Definitely my first overnight solo backpacking trip on the Howe Sound Crest Trail. It pushed me to the edges of my comfort zone in a number of ways. It was the most physically challenging trail I had ever hiked. I was alone and for the vast majority of my hike, as well as my overnight camp, there was no one there. I had a number of mishaps on the trail that I learned a great deal from. The biggest one was being more conservative with my hiking plan, especially when on a solo venture. There are so many things I would have done differently had I known what I know now, but that’s how we learn. I definitely would like to NOT repeat the incident that led to me using my urine as a tool. 😛 You can read more about the details of that adventure here.
How would you categorize your diet on trail?
My trail diet is low-carb, high-fat and gluten-free. My carbs are slightly higher than a strict keto diet, but I consider my typical macro ratio a good one for me to maintain ketosis for my body. That being said, I’m not always as strict with my macros and calorie consumption while on the trail and try to eat according to what my body wants without getting too caught up in the details, since I’m out there to enjoy myself and appreciate my surroundings.

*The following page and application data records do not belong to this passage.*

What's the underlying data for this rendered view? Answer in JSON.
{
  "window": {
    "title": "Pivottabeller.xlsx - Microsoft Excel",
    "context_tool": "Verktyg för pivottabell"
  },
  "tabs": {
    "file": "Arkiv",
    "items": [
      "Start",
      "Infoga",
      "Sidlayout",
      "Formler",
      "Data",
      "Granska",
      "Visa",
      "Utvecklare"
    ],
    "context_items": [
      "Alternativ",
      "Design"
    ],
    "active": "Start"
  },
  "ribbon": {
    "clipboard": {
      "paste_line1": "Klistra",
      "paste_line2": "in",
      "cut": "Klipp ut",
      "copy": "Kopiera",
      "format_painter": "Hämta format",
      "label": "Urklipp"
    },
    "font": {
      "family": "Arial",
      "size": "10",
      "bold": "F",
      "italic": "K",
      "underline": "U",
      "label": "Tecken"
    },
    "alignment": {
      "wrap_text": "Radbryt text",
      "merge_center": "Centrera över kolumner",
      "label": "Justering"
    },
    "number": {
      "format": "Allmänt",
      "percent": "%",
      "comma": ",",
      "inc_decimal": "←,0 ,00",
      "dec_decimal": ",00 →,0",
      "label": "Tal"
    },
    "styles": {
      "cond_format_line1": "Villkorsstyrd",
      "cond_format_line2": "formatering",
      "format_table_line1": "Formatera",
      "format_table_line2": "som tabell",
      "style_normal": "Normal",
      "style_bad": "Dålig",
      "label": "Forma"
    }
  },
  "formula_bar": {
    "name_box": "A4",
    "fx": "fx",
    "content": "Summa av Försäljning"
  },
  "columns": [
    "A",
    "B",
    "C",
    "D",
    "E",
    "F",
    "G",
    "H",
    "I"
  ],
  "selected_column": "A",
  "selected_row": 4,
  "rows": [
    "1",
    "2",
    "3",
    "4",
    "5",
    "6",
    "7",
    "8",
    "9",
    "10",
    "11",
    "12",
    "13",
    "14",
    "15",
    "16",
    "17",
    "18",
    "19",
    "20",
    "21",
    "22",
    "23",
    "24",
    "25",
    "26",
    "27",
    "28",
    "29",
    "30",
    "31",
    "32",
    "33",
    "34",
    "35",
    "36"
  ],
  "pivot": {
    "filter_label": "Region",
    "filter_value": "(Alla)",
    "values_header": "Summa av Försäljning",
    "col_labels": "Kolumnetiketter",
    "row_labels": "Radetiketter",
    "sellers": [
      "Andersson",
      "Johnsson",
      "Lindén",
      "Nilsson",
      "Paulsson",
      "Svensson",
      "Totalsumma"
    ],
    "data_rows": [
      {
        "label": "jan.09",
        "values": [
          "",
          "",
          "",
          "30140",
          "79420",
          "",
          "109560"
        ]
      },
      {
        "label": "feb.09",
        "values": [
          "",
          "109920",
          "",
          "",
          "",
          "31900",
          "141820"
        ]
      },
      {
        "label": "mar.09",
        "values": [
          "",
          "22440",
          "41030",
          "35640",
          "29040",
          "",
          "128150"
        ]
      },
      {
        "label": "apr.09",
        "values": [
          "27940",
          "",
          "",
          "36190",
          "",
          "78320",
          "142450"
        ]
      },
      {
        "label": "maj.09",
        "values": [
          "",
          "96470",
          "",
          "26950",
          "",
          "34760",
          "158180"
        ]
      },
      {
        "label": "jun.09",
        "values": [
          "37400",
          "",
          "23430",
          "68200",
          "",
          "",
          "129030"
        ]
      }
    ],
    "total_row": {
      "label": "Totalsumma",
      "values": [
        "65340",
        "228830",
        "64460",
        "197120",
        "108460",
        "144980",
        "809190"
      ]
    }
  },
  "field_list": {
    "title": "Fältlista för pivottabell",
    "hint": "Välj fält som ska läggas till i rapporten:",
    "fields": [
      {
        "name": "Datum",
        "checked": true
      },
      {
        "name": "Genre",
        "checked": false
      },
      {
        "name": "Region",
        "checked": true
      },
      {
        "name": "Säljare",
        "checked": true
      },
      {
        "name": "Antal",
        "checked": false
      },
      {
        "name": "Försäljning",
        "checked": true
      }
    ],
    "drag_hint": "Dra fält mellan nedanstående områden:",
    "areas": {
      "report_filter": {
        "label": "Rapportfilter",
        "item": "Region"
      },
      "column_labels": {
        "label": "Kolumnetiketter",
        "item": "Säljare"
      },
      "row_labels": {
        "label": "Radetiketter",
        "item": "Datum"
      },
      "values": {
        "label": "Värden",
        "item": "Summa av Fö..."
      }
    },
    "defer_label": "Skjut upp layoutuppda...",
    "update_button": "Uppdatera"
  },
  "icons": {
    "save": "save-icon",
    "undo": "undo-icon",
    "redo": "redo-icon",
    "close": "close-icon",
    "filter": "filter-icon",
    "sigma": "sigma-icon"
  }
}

I originally undertook the keto lifestyle as a tool, in conjunction with intermittent fasting, to help me slim up for work. As a stunt double, I work more if I am a better physical match for the actresses in my height range. It is a simple fact of life right now that most of them are super skinny, so I decided to make more of an effort to get rid of that last bit of fat that likes to live around my belly (the “skinny” fat area). The keto/intermittent fasting lifestyle helped me achieve that goal. Plus, it was the first time that I actually liked the food better than what I had previously been eating, with particular emphasis on how that way of eating made me feel on a day-to-day basis. That’s why I decided to stay on it.
What challenges have you found as a keto adventurer?
The lack of variety of convenient food at an affordable price for keto is definitely something to consider when planning a longer adventure. Right now, I basically have to make everything from scratch to get good variety on the trail [ed. note: but our US readers can try a Sampler Pack!]. We don’t have the luxury of being able to pick up a few convenience bars or trail meals at any old store. There’s nothing low carb at any of the major outdoor retailers. That being said, exogenous ketones in pill form are an ultralight energy source that comes in handy on the trail when I need a bit more energy but don’t necessarily want to break fast or stop and eat just yet.
The food that I make to keep me low-carb on the trail really sustains me well. I don’t have to stop and take as many breaks. It also keeps my brain sharper and I don’t get any carb crashes. Fat is the perfect fuel for distance hiking, as long as you’re already fat-adapted going into the trip.
Any advice for people considering taking their keto diet on trail for the first time?
Make sure you’re already fat-adapted if you’re going to go low-carb in the trail and that you have plenty of electrolyte supplements. I find having them in pill form the most convenient option on the trail.
Also, be prepared to make more of your trail food from scratch if you’re doing keto. If you’re doing paleo, I think you’ll find an easier time. But whatever you are doing, plan ahead and make sure you’re able to get or make everything you need so you’re not scrambling to find or make things last minute.
Do you know a keto backpacker or healthy hiker that would like to be featured? We’d love to include them, just let us know!